Study material>

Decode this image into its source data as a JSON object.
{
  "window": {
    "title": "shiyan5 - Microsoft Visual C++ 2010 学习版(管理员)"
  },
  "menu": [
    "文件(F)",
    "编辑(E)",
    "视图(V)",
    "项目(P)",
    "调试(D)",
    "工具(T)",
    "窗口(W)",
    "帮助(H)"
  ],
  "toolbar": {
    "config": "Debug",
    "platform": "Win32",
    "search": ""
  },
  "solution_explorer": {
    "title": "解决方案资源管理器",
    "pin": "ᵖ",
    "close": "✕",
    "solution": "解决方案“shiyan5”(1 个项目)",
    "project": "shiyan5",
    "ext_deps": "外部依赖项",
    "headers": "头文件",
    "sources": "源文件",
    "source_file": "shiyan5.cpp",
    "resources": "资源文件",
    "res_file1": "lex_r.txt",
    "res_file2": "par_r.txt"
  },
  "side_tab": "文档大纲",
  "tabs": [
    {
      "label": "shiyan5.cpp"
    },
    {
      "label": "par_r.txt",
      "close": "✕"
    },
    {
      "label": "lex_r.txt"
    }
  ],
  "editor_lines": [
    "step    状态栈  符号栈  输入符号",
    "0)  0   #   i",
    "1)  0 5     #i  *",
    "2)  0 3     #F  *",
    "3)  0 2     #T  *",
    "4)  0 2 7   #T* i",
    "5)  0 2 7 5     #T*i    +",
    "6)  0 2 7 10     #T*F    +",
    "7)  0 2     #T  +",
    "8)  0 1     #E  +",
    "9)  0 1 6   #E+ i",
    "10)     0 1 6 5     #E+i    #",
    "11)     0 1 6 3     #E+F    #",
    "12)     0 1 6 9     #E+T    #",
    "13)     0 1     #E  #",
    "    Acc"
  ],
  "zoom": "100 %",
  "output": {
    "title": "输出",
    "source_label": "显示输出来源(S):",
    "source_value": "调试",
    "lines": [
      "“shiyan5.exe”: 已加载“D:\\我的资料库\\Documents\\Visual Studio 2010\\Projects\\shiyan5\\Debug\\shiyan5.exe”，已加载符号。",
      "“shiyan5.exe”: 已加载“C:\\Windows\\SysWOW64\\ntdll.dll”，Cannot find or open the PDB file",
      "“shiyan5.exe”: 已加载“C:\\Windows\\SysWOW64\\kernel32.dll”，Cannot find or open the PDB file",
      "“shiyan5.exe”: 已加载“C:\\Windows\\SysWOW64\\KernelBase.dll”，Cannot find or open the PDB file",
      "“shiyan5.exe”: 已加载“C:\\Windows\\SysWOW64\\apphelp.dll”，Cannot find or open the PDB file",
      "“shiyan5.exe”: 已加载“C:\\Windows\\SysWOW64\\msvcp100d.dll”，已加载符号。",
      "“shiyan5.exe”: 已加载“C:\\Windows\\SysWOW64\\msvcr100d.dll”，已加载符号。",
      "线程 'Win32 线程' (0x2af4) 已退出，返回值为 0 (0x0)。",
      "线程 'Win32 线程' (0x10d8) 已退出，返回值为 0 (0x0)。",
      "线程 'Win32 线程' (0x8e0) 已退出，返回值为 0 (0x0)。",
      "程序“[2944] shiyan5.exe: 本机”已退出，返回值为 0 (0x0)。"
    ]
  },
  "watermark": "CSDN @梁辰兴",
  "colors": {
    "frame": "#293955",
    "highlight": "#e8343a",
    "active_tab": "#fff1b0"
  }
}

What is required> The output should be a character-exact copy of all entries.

Result of this exercise>
Decode this image into its source data as a JSON object.
{
  "window": {
    "title": "shiyan5 - Microsoft Visual C++ 2010 学习版(管理员)"
  },
  "menu": [
    "文件(F)",
    "编辑(E)",
    "视图(V)",
    "项目(P)",
    "调试(D)",
    "工具(T)",
    "窗口(W)",
    "帮助(H)"
  ],
  "toolbar": {
    "config": "Debug",
    "platform": "Win32",
    "search": ""
  },
  "solution_explorer": {
    "title": "解决方案资源管理器",
    "pin": "ᵖ",
    "close": "✕",
    "solution": "解决方案“shiyan5”(1 个项目)",
    "project": "shiyan5",
    "ext_deps": "外部依赖项",
    "headers": "头文件",
    "sources": "源文件",
    "source_file": "shiyan5.cpp",
    "resources": "资源文件",
    "res_file1": "lex_r.txt",
    "res_file2": "par_r.txt"
  },
  "side_tab": "文档大纲",
  "tabs": [
    {
      "label": "shiyan5.cpp"
    },
    {
      "label": "par_r.txt",
      "close": "✕"
    },
    {
      "label": "lex_r.txt"
    }
  ],
  "editor_lines": [
    "step    状态栈  符号栈  输入符号",
    "0)  0   #   i",
    "1)  0 5     #i  *",
    "2)  0 3     #F  *",
    "3)  0 2     #T  *",
    "4)  0 2 7   #T* i",
    "5)  0 2 7 5     #T*i    +",
    "6)  0 2 7 10     #T*F    +",
    "7)  0 2     #T  +",
    "8)  0 1     #E  +",
    "9)  0 1 6   #E+ i",
    "10)     0 1 6 5     #E+i    #",
    "11)     0 1 6 3     #E+F    #",
    "12)     0 1 6 9     #E+T    #",
    "13)     0 1     #E  #",
    "    Acc"
  ],
  "zoom": "100 %",
  "output": {
    "title": "输出",
    "source_label": "显示输出来源(S):",
    "source_value": "调试",
    "lines": [
      "“shiyan5.exe”: 已加载“D:\\我的资料库\\Documents\\Visual Studio 2010\\Projects\\shiyan5\\Debug\\shiyan5.exe”，已加载符号。",
      "“shiyan5.exe”: 已加载“C:\\Windows\\SysWOW64\\ntdll.dll”，Cannot find or open the PDB file",
      "“shiyan5.exe”: 已加载“C:\\Windows\\SysWOW64\\kernel32.dll”，Cannot find or open the PDB file",
      "“shiyan5.exe”: 已加载“C:\\Windows\\SysWOW64\\KernelBase.dll”，Cannot find or open the PDB file",
      "“shiyan5.exe”: 已加载“C:\\Windows\\SysWOW64\\apphelp.dll”，Cannot find or open the PDB file",
      "“shiyan5.exe”: 已加载“C:\\Windows\\SysWOW64\\msvcp100d.dll”，已加载符号。",
      "“shiyan5.exe”: 已加载“C:\\Windows\\SysWOW64\\msvcr100d.dll”，已加载符号。",
      "线程 'Win32 线程' (0x2af4) 已退出，返回值为 0 (0x0)。",
      "线程 'Win32 线程' (0x10d8) 已退出，返回值为 0 (0x0)。",
      "线程 'Win32 线程' (0x8e0) 已退出，返回值为 0 (0x0)。",
      "程序“[2944] shiyan5.exe: 本机”已退出，返回值为 0 (0x0)。"
    ]
  },
  "watermark": "CSDN @梁辰兴",
  "colors": {
    "frame": "#293955",
    "highlight": "#e8343a",
    "active_tab": "#fff1b0"
  }
}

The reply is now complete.